Press Release by Mariah Courtney Mottley. Media contact: Jaime Cummings
Elson Shields, a Cornell entomology professor, received an Excellence in Integrated Pest Management (IPM) Award from the New York State Integrated Pest Management Program (NYSIPM) at Cornell University’s Aurora Farm Field Day on the Musgrave Research Farm. NYSIPM develops sustainable ways to manage pests and helps people to use methods that minimize environmental, health and economic risks. The award honors individuals who encourage the adoption of IPM in their businesses, schools, communities, and farms, and who develop new tools and tactics for sharing these practices.
Elson Shields, right, and Charles Bornt, left, Extension Vegetable Specialist with the Cornell Cooperative Extension Eastern New York Commercial Horticulture team. Elson is explaining the process of EPN application for a biocontrol project to suppress wireworms in the field. Photo: T. Rusinek.
The alfalfa snout beetle, an invasive pest, is a perennial threat to north country alfalfa. In the absence of any registered insecticides for this pest, growers are forced to only use cultural and biological controls. Shields found success protecting alfalfa from the snout beetle with the use of native entomopathogenic nematodes (EPNs). Nematodes are tiny worms that parasitize and eventually kill the beetle larvae, and stay in the soil to infect future generations of the pest.

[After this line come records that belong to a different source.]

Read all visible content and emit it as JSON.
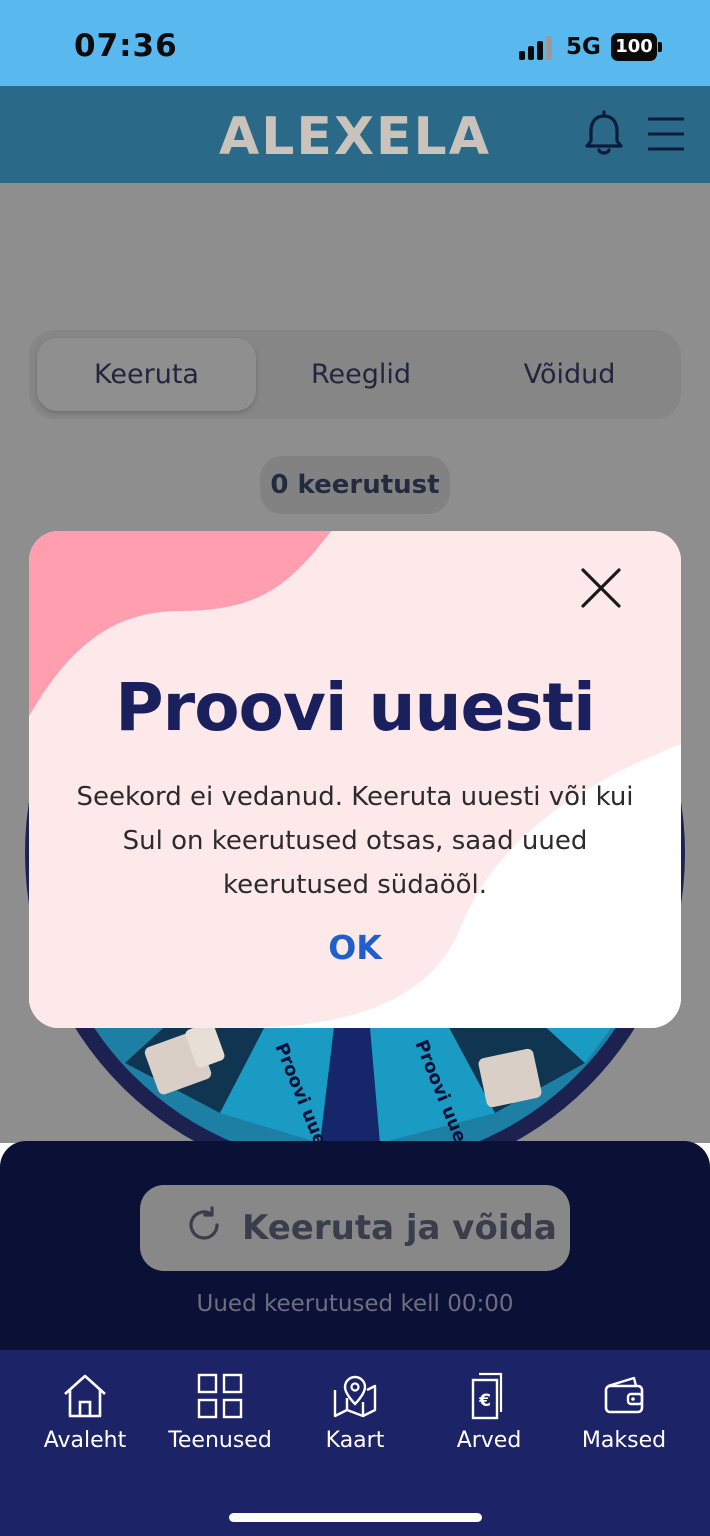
{
  "status_bar": {
    "time": "07:36",
    "network": "5G",
    "battery": "100"
  },
  "header": {
    "brand": "ALEXELA",
    "icons": [
      "bell-icon",
      "menu-icon"
    ]
  },
  "segment_tabs": [
    {
      "label": "Keeruta",
      "selected": true
    },
    {
      "label": "Reeglid",
      "selected": false
    },
    {
      "label": "Võidud",
      "selected": false
    }
  ],
  "spins_badge": "0 keerutust",
  "wheel": {
    "segment_text": "Proovi uuesti"
  },
  "spin_button": {
    "label": "Keeruta ja võida",
    "icon": "refresh-icon"
  },
  "next_spins": "Uued keerutused kell 00:00",
  "modal": {
    "title": "Proovi uuesti",
    "message": "Seekord ei vedanud. Keeruta uuesti või kui Sul on keerutused otsas, saad uued keerutused südaöõl.",
    "ok_label": "OK",
    "colors": {
      "pink": "#ff9eae",
      "light_pink": "#fde8ea",
      "title": "#1a1f5e",
      "ok": "#1f5fcc"
    }
  },
  "tab_bar": {
    "items": [
      {
        "label": "Avaleht",
        "icon": "home-icon"
      },
      {
        "label": "Teenused",
        "icon": "grid-icon"
      },
      {
        "label": "Kaart",
        "icon": "map-icon"
      },
      {
        "label": "Arved",
        "icon": "invoice-icon"
      },
      {
        "label": "Maksed",
        "icon": "wallet-icon"
      }
    ]
  },
  "colors": {
    "status_bar": "#59b9ee",
    "header": "#2a6a88",
    "bottom_panel": "#0b1036",
    "tab_bar": "#1c2467"
  }
}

Shields pioneered the use of nematodes that persist in the soil, and has been able to control snout beetles as long as six years after a single application of EPNs.
Shields has taught growers to rear the EPNs and to apply them to their own crops. Dr. Shields is also exploring ways to use these beneficial nematodes to protect specialty crops. He works with agribusiness consultants in the private sector and other researchers in the public sector. His effective strategy with persistent EPNs has been featured in trade journals such as Growing Produce, Good Fruit Grower and Dairy Herd Management. He received an Entomological Foundation Award for Excellence in IPM in 2013, and his promotion of persistent EPNs is being widely adopted.
By studying the persistence of nematodes applied to alfalfa through a crop rotation that included several years of corn, Shields observed that EPNs were also helping to control the corn rootworm, on their vacation time from alfalfa. Through collaborations with horticultural researchers, Shields is working on applying persistent EPNs as biological controls in crops such as strawberry, cranberry, sweet potato and turf. He is also studying the potential for using these techniques on greenhouse ornamentals.
Margaret Smith, Professor of Plant Breeding and Genetics at Cornell University, commends Shields’ willingness to question standard pest management orthodoxy and to follow research results wherever they might lead. She continues, “Elson’s snout beetle IPM effort is an exemplar of an outstanding public sector pest management program. Shields has done pioneering, innovating, and broadly effective research on an array of crops. His record of success will be hard to match.”
Laura McDermott, Regional Extension Specialist, says: “Dr. Shields’ work with native entomopathogenic nematodes is some of the most exciting applied research I’ve been involved with in my 30-year extension career. This integration of a biological control method as a way to manage difficult soil-borne insect pests is inexpensive, effective, and truly sustainable. Elson ALWAYS has the growers in the forefront of his mind. His efforts to teach farmers how to raise and apply these nematodes is testimony to his understanding of their abilities.”
“New York Agriculture, including the dairy, vegetable and fruit industries, have benefitted greatly from Elson’s vision and willingness to go above and beyond what is expected,” says Teresa Rusinek, Extension Associate for Vegetable Production in Cornell Cooperative Extension of Ulster County. She continues, “I’ve observed at our field meetings and farm demo work that growers easily understand the system and readily adopt the biocontrol strategies Elson’s developed.”